#### Exercise material

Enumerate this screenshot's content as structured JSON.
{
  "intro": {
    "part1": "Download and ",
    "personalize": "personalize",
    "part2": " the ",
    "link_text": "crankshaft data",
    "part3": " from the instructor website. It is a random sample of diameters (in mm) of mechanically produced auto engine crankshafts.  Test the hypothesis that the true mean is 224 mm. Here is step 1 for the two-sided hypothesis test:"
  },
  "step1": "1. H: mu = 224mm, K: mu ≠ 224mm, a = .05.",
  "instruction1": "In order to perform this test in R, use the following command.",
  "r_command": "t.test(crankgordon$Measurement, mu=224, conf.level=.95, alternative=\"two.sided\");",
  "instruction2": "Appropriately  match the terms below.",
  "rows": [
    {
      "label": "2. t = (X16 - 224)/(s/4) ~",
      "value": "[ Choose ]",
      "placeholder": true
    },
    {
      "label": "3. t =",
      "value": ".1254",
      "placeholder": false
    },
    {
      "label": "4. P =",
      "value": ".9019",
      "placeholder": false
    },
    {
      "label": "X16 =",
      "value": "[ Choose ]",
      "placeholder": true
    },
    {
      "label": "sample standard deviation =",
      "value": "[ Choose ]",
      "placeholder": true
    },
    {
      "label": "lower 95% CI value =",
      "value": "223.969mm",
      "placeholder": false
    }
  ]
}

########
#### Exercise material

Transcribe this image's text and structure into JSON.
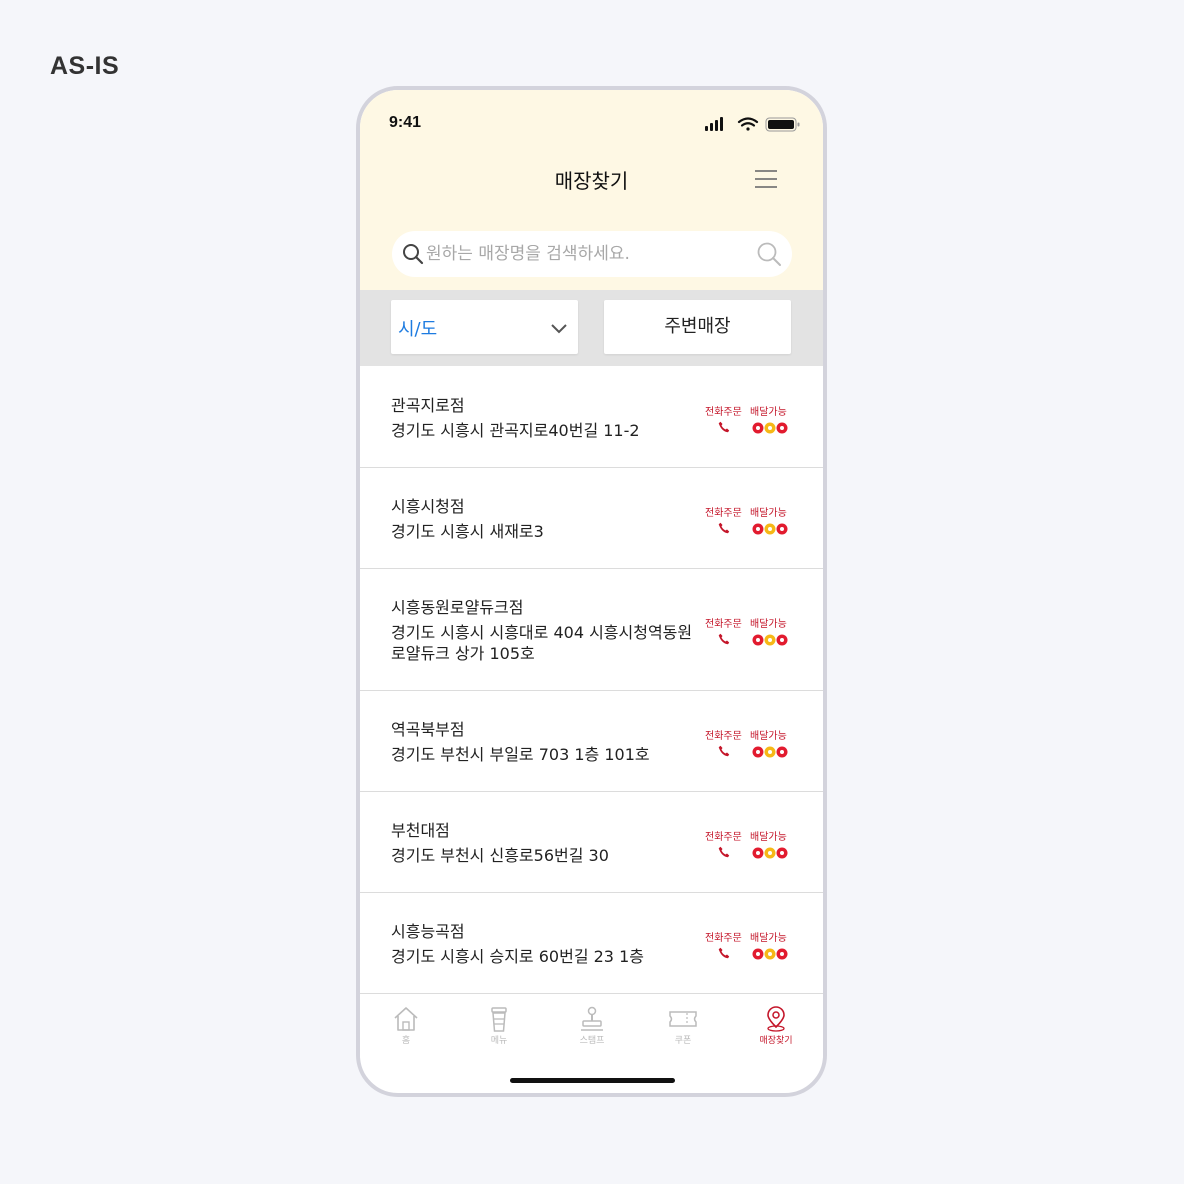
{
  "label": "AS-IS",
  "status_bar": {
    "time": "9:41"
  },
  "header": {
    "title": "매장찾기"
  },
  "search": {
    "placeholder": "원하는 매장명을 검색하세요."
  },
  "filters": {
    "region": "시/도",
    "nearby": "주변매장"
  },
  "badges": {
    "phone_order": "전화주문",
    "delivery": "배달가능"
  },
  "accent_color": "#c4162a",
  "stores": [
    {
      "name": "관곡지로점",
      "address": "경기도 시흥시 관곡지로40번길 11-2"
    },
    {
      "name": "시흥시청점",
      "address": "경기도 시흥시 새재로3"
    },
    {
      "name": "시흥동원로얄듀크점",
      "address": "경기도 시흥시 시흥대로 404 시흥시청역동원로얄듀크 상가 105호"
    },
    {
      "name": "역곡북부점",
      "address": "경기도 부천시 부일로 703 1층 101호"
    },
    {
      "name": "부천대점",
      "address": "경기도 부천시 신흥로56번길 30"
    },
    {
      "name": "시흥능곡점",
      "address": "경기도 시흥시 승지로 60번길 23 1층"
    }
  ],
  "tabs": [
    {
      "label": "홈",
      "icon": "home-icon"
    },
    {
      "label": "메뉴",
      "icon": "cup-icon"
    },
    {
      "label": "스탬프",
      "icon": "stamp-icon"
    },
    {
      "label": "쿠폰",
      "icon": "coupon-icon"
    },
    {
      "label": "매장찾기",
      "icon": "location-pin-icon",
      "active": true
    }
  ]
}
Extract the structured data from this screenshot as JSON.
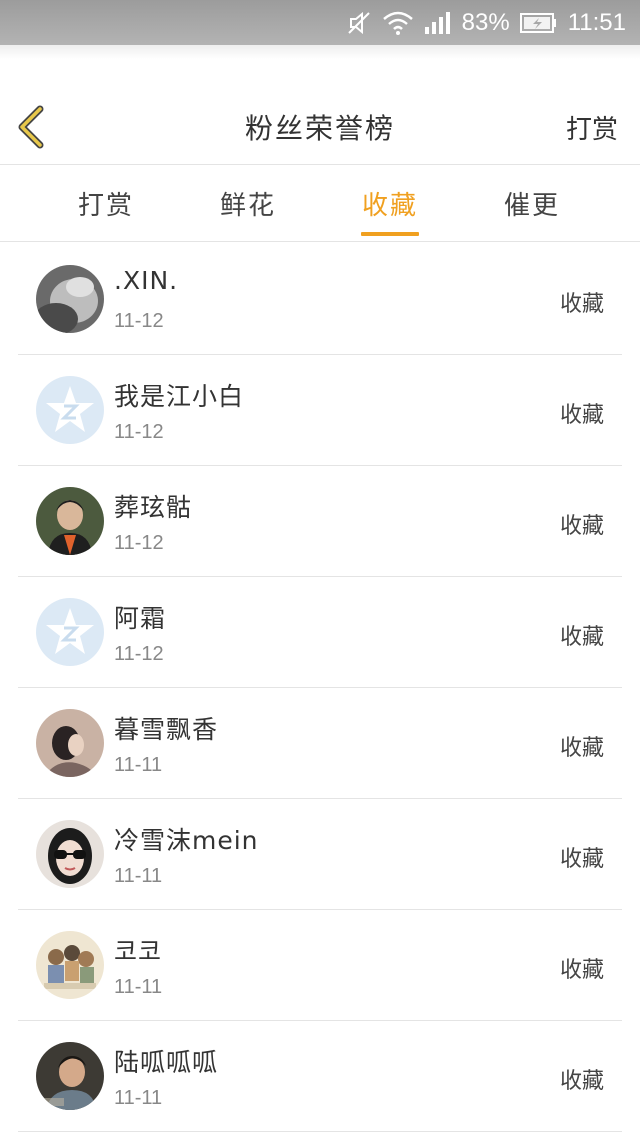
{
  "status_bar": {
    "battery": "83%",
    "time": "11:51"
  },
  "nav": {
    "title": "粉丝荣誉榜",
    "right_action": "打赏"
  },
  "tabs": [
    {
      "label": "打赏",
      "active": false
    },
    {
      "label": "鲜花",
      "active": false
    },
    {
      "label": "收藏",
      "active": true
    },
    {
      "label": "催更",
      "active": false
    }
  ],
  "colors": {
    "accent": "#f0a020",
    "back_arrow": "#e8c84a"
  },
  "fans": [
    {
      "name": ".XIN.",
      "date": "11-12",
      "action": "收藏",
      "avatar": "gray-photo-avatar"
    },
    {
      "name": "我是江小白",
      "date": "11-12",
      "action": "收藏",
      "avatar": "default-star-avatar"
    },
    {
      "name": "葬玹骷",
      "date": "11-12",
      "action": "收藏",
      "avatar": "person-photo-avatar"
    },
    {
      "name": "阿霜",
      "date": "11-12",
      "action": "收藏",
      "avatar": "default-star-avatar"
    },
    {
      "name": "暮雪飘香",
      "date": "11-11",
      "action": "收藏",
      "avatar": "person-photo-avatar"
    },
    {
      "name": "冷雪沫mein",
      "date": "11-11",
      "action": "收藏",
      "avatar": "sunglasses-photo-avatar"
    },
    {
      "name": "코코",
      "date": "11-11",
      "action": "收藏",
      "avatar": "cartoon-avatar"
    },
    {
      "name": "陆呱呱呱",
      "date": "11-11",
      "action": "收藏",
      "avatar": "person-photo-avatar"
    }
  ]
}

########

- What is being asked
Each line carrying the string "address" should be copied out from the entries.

- Expected answer
      "address": "경기도 시흥시 관곡지로40번길 11-2"
      "address": "경기도 시흥시 새재로3"
      "address": "경기도 시흥시 시흥대로 404 시흥시청역동원로얄듀크 상가 105호"
      "address": "경기도 부천시 부일로 703 1층 101호"
      "address": "경기도 부천시 신흥로56번길 30"
      "address": "경기도 시흥시 승지로 60번길 23 1층"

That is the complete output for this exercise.